• _PROBLEM TO WORK ON_: Whenever a line of the entries below holds the string "from", copy that line and return it.

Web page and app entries
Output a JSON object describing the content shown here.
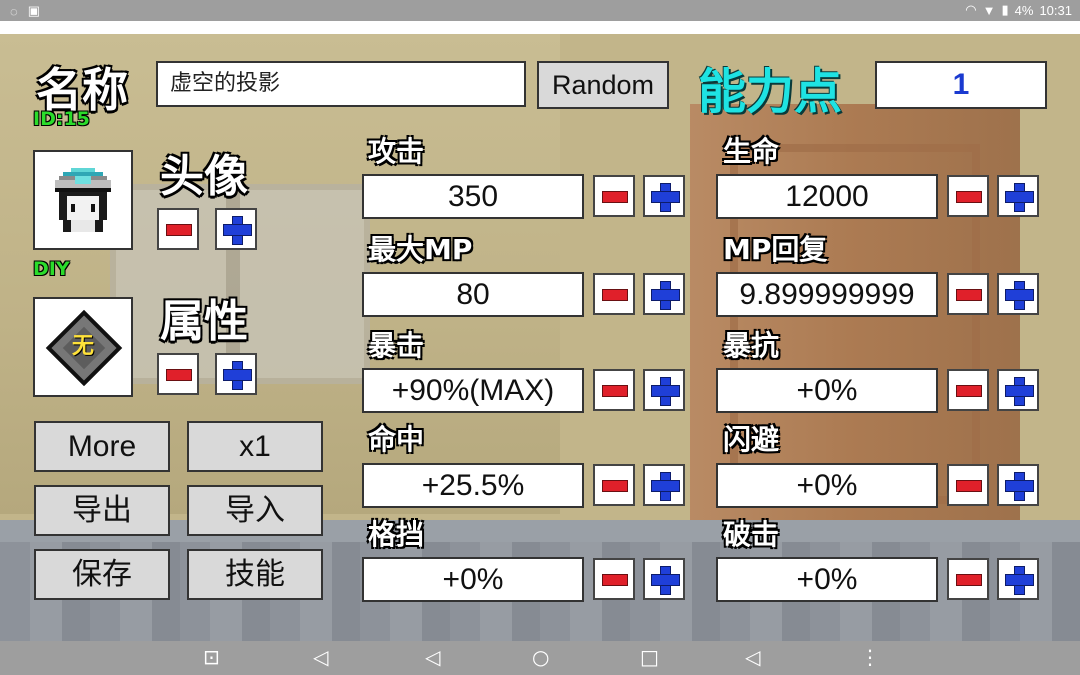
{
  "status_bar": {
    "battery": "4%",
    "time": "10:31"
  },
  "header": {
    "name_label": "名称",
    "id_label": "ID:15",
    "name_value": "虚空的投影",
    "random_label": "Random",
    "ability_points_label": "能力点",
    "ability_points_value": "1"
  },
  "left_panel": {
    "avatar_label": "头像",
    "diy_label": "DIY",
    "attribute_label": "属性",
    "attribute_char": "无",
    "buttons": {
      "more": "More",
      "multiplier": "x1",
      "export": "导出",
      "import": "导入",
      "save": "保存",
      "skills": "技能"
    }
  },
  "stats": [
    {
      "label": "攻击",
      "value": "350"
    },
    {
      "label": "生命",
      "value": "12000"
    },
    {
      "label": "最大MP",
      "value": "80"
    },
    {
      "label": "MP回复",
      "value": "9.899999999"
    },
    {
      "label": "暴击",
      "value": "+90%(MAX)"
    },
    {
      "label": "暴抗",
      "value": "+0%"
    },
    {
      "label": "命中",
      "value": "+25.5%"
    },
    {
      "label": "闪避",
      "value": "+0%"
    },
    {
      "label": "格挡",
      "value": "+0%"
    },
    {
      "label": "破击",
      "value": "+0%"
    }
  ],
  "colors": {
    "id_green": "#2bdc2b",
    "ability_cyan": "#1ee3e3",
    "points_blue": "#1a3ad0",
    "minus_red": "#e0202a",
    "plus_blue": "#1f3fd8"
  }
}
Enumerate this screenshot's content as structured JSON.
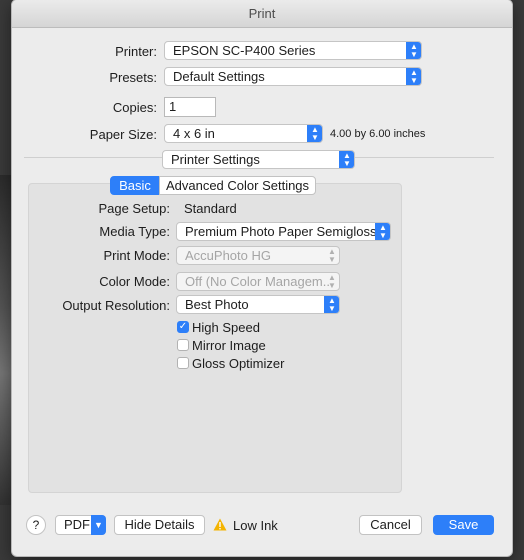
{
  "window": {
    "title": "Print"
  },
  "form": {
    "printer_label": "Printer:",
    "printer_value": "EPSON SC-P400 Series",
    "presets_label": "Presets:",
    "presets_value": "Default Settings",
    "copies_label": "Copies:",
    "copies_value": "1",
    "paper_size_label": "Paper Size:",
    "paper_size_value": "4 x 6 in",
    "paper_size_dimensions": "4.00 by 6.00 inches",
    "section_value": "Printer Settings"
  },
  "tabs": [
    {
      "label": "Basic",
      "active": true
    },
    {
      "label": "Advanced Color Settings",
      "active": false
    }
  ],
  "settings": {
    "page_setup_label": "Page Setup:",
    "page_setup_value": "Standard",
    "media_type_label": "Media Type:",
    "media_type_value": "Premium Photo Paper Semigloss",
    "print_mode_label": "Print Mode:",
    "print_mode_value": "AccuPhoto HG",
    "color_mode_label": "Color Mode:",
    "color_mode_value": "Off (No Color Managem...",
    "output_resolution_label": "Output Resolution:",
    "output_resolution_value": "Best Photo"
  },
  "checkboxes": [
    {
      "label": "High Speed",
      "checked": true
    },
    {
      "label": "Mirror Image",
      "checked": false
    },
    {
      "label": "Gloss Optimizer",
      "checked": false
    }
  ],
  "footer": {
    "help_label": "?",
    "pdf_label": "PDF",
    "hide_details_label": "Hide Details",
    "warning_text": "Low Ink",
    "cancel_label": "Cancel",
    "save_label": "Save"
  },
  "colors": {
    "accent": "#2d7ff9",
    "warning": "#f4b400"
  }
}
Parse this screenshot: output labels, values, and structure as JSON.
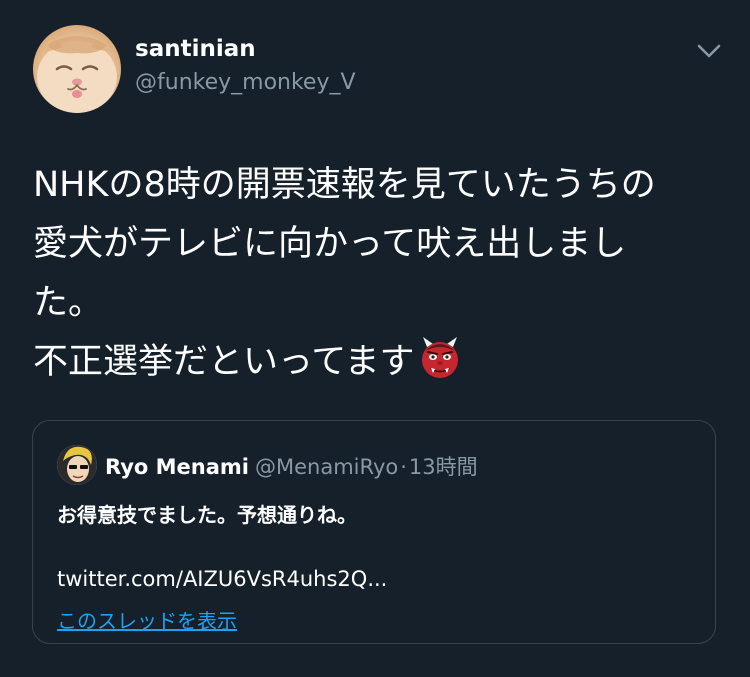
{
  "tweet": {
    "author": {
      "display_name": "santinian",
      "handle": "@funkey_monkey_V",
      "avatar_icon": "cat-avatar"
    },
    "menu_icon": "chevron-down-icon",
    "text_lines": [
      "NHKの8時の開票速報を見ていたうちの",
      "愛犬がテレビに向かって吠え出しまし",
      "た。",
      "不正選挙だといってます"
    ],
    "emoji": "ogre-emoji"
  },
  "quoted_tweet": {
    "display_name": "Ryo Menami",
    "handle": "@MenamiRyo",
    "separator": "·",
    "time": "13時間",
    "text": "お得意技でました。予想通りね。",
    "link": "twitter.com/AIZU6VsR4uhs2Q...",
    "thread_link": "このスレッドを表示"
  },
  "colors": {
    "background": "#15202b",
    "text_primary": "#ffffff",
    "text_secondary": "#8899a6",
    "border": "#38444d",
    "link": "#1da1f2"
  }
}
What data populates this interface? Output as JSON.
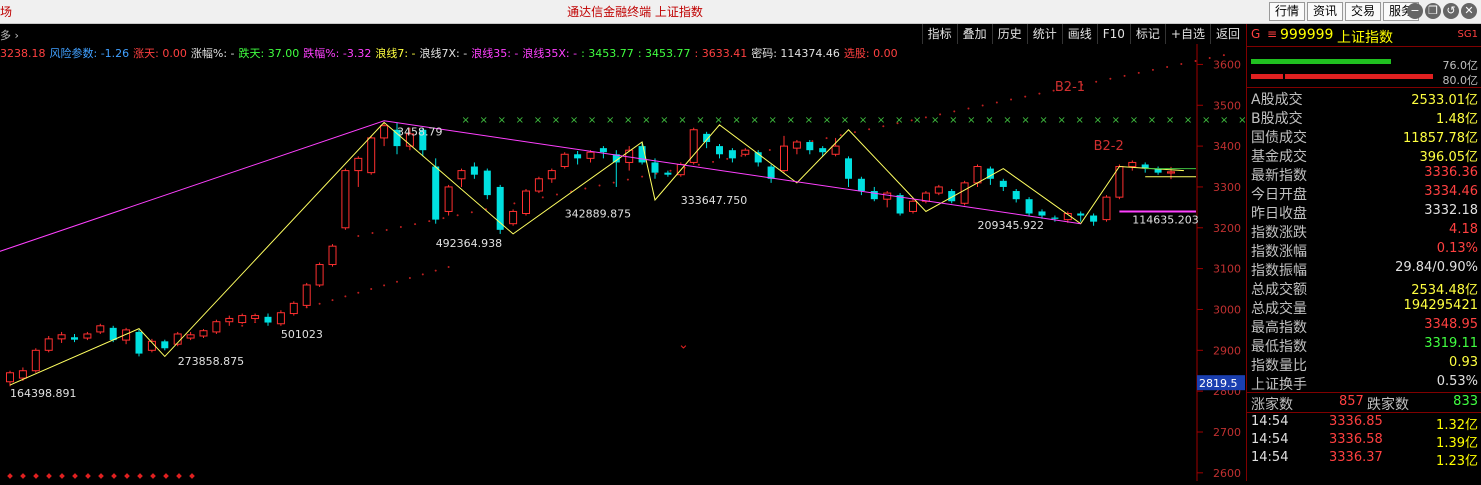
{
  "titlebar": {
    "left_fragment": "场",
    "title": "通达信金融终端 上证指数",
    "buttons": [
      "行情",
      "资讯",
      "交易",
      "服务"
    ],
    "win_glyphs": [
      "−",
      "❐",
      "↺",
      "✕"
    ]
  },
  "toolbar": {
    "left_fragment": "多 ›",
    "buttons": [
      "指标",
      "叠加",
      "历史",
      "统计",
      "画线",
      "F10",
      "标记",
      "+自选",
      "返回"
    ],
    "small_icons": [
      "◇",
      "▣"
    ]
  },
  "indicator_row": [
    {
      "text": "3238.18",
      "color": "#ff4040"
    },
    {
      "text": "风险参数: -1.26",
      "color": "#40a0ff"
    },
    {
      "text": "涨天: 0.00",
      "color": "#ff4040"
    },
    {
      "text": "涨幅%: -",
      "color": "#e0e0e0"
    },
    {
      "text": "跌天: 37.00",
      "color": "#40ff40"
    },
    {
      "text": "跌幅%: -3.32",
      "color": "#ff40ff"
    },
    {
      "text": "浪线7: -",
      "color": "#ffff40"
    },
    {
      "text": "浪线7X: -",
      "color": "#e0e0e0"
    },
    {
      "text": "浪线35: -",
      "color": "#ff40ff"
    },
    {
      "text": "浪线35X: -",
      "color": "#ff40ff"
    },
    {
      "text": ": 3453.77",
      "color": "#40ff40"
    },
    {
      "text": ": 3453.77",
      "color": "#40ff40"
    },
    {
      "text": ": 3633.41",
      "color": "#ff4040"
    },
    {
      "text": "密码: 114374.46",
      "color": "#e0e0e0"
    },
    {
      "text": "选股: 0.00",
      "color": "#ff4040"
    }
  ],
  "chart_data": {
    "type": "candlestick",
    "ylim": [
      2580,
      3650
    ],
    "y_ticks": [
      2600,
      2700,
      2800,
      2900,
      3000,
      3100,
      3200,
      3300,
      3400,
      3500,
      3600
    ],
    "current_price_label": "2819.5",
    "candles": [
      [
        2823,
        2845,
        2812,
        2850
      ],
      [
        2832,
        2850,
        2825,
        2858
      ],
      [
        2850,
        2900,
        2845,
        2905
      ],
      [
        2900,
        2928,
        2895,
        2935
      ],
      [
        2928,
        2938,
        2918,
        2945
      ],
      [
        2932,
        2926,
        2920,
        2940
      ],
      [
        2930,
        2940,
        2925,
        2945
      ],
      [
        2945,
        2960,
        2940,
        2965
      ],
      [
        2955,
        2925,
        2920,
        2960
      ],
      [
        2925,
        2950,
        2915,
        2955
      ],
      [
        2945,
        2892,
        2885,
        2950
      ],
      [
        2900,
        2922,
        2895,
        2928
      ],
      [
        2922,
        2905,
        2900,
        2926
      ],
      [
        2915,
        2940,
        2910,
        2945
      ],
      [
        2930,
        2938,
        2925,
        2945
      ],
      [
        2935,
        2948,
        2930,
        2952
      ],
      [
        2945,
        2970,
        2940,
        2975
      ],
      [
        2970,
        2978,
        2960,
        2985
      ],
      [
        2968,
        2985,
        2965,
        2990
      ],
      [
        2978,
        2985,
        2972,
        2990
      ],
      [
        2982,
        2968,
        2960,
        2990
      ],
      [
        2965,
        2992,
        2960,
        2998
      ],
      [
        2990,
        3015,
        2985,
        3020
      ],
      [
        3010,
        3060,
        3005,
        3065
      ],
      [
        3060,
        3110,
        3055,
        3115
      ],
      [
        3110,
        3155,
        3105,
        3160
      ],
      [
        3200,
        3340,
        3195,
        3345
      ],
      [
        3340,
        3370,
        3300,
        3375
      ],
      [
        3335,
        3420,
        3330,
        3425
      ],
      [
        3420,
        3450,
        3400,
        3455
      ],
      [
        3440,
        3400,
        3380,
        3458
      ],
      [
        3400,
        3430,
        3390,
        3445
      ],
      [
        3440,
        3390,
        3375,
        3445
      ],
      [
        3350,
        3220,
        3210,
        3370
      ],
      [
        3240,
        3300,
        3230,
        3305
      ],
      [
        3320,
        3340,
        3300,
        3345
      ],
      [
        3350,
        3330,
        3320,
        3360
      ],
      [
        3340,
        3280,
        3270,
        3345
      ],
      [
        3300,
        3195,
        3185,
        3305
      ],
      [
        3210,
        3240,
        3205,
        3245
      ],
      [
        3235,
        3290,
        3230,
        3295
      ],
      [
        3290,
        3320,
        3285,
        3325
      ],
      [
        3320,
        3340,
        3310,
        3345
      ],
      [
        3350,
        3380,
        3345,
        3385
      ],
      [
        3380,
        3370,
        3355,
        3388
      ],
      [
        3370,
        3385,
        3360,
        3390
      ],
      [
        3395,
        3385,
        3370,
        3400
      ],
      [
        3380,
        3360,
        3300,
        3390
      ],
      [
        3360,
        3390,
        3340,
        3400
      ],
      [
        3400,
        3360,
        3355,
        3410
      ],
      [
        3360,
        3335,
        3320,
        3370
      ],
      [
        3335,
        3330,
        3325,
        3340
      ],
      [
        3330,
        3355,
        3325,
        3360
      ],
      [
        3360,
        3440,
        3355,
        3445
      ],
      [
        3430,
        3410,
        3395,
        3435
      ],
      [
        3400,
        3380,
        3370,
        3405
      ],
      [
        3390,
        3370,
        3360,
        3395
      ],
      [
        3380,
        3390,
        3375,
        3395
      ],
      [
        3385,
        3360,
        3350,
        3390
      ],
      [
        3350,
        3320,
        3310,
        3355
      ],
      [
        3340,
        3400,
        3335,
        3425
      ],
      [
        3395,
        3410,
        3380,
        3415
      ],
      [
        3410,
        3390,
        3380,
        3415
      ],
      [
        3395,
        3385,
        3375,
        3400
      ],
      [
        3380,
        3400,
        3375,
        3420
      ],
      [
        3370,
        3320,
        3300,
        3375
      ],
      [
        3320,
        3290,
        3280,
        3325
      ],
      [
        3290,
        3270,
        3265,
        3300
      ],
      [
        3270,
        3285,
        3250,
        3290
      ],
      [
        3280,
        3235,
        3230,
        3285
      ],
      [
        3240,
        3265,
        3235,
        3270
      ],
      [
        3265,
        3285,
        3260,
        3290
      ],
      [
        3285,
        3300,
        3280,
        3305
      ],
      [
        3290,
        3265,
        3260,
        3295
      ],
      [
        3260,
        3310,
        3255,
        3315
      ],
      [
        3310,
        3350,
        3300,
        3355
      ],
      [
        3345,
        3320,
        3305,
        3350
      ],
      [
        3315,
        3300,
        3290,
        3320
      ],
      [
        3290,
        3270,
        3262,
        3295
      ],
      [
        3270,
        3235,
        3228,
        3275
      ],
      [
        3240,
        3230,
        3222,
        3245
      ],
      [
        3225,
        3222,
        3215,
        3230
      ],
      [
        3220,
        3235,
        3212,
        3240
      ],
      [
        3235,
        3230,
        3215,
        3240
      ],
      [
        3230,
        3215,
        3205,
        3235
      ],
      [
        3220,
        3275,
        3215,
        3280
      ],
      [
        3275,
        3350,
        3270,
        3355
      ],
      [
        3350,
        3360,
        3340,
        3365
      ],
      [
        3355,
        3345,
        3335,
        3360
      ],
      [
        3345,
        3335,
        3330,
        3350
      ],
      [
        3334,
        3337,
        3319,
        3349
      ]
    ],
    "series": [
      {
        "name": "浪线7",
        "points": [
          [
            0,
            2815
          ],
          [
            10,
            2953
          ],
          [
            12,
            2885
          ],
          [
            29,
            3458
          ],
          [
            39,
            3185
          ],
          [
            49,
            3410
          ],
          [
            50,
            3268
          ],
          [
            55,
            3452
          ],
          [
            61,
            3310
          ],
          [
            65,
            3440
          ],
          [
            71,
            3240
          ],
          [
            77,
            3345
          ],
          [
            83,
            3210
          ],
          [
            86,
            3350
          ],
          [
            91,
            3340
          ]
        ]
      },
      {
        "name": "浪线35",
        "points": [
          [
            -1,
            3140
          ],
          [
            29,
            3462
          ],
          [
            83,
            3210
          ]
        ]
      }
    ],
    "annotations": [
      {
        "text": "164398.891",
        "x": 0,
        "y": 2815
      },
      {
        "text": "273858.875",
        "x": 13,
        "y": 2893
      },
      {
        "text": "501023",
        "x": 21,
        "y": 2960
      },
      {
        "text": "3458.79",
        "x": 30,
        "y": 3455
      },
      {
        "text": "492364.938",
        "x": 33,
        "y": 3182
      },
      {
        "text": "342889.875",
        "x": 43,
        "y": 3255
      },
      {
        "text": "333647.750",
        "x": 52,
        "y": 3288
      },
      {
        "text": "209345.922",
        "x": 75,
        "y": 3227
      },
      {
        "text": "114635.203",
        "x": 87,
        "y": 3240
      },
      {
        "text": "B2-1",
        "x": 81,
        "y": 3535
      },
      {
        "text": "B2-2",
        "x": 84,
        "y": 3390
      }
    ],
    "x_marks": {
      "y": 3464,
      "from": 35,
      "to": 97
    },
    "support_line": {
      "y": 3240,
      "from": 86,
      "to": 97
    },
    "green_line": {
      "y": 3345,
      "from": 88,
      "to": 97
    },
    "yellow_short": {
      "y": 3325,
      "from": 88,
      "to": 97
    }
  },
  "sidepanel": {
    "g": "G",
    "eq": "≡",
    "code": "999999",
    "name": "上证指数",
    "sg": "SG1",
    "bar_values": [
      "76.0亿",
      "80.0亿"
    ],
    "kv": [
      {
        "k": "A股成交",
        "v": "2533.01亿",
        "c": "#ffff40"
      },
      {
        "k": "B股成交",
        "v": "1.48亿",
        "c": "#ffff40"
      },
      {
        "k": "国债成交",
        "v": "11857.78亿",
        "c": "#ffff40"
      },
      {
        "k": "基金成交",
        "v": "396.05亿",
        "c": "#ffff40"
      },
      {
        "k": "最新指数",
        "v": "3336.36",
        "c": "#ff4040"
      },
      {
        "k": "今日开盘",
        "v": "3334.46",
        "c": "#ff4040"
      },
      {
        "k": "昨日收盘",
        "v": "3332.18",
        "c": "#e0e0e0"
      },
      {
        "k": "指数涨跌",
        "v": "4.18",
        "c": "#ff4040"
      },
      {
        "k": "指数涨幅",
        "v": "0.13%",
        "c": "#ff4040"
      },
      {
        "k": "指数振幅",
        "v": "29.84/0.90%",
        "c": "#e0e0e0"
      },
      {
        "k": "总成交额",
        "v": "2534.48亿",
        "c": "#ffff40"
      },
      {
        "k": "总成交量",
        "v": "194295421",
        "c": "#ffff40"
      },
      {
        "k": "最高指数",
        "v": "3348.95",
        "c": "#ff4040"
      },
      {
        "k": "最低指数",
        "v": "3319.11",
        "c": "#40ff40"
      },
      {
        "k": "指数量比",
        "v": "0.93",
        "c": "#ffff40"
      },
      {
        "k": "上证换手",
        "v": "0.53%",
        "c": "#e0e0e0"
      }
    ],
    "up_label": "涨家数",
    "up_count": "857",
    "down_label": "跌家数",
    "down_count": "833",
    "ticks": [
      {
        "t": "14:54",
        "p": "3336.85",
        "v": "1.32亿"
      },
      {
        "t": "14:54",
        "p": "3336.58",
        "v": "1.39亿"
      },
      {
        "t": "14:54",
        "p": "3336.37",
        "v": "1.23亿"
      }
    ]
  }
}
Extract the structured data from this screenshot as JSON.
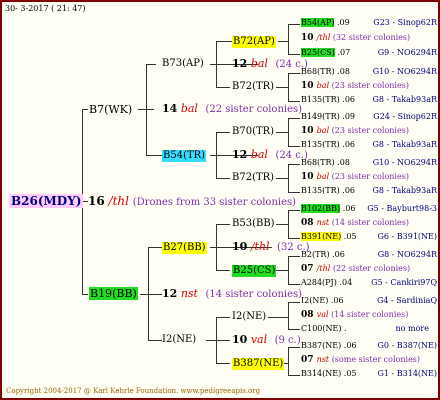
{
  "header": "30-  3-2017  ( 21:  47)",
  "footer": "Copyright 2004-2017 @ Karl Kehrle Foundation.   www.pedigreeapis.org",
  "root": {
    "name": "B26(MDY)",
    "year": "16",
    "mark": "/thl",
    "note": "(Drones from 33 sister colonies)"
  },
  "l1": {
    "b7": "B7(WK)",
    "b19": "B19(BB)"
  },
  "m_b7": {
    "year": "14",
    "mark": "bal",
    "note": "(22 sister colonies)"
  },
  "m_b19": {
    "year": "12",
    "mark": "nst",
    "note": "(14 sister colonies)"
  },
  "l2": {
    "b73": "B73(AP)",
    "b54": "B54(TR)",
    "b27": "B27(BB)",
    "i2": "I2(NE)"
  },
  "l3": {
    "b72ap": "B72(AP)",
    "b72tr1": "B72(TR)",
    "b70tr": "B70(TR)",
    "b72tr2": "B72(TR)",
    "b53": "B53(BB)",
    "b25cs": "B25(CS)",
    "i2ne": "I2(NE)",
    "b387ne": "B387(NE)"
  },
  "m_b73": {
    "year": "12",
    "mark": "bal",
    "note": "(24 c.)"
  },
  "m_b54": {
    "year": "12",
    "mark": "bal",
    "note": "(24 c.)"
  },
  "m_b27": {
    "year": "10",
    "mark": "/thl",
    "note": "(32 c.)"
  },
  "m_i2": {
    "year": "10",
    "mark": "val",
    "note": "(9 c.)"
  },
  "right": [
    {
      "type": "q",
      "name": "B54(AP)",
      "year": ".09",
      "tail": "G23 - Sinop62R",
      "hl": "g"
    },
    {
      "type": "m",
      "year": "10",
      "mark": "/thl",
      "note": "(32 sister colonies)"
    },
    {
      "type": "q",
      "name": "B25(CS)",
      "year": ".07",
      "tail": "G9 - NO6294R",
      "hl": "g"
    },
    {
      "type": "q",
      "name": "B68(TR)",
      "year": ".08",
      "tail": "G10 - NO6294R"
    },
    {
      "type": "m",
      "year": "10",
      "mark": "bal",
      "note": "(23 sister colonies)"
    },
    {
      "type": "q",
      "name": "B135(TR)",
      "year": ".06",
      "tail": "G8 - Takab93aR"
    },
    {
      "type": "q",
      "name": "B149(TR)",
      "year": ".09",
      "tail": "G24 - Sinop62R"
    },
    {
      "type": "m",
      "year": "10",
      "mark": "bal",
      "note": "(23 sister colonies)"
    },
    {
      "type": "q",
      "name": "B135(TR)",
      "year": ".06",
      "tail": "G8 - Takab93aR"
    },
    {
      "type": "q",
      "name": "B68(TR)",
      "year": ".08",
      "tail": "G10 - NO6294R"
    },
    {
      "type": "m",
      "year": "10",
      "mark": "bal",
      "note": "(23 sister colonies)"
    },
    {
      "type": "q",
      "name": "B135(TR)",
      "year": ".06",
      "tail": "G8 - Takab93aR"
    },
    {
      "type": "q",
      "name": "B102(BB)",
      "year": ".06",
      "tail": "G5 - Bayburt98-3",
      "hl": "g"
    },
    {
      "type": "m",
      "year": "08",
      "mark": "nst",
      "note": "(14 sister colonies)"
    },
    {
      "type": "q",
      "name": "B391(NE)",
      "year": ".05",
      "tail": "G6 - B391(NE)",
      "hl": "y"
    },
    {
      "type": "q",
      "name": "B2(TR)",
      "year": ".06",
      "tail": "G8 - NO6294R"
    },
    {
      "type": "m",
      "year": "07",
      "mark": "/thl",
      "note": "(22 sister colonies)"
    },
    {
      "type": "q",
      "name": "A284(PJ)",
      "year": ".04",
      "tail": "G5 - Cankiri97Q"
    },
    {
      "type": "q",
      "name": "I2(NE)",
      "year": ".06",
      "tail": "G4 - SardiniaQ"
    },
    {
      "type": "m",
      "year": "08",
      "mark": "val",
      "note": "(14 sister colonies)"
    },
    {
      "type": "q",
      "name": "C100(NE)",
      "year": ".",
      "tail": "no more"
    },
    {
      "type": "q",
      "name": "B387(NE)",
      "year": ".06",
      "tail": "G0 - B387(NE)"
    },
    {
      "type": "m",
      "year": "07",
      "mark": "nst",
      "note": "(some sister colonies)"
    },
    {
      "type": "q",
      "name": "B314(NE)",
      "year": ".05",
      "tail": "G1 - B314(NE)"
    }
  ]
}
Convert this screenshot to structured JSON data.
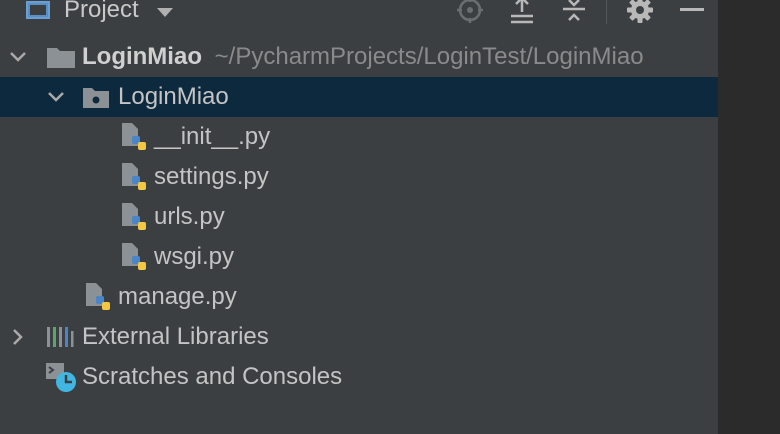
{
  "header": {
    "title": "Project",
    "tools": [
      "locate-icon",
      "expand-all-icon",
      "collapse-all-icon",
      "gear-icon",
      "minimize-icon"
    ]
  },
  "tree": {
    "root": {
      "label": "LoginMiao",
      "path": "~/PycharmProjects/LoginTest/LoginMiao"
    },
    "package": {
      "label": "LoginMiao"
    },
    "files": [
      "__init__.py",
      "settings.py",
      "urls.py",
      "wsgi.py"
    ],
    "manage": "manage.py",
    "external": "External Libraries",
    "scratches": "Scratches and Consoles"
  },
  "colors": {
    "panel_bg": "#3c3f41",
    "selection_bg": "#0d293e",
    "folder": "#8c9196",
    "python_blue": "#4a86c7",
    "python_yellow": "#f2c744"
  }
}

• _ANSWER BELOW_:
      "from": 35,
      "from": 86,
      "from": 88,
      "from": 88,
Extract the structured data from this screenshot as JSON.
    "note": "(Drones from 33 sister colonies)"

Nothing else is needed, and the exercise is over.